The American Red Cross accepts nursing mothers, they say ” Persons who are pregnant are not eligible to donate. Wait 6 weeks after giving birth.”

Dr. Jack Newman is a physician specializing in breastfeeding support and advocacy. He says any otherwise eligible mother who is not anemic can donate blood.

The Canadian Blood Service does not allow breastfeeding mothers to donate blood in the first six months postpartum.

In the UK you may donate whilst breastfeeding providing your baby is at least six months old.

In Australia, you need to wait at least nine months and until your baby is significantly weaned (that is, getting most of his/her nutrition from solids) before you donate blood.

Whether to donate blood is a personal decision. La Leche League recommends that you consult your health care professional and/ or the blood donor programme in your country and make an informed choice.

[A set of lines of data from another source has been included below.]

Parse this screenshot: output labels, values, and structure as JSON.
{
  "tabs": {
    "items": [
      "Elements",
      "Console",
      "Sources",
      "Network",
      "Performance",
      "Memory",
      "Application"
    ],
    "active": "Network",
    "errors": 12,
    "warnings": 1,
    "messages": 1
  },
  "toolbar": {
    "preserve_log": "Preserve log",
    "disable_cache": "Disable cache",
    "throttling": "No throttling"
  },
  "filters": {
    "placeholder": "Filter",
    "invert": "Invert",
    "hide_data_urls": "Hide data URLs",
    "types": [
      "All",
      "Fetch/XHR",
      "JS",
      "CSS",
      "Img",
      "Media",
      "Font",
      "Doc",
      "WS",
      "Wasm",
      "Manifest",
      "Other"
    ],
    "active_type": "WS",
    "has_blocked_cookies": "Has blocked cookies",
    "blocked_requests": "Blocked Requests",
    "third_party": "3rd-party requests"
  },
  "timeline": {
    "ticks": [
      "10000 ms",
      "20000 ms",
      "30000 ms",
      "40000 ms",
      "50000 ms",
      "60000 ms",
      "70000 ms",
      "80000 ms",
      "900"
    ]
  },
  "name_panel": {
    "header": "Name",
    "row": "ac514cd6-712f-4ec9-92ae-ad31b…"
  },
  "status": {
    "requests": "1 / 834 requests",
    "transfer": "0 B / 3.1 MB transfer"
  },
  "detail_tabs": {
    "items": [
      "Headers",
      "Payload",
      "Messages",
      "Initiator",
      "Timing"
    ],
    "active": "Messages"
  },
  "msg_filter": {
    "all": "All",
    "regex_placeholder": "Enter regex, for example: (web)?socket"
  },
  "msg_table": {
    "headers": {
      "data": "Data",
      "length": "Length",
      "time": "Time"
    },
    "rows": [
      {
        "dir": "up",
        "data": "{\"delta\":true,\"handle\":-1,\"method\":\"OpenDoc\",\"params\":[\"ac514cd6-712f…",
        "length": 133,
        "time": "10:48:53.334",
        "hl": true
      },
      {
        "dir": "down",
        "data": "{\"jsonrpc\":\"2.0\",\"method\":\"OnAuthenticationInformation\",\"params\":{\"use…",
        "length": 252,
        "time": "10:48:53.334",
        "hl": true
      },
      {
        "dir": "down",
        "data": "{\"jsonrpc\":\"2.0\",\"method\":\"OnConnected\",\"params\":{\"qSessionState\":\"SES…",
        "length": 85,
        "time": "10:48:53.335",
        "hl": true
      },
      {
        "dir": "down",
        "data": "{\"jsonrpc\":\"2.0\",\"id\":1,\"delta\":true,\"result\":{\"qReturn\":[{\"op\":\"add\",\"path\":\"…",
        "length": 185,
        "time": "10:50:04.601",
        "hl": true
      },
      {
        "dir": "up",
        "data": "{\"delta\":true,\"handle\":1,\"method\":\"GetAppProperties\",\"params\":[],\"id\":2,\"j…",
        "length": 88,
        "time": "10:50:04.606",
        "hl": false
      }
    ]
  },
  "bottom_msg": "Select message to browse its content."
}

If a breastfeeding mother chooses to donate blood, she needs to be very careful to stay hydrated. Human milk is 87% water, and a blood donation takes 16 ounces of blood from the body. This is a lot of liquid to replace. All blood donors are cautioned to eat a substantial meal before donating blood and drink large quantities of water afterward. After a donation, donors are advised to avoid heavy lifting with the arm used to donate (to prevent excessive bruising). This may be a consideration for mothers who may not be able to avoid lifting and carrying their babies or older children.

LLL France have this resource on the subject: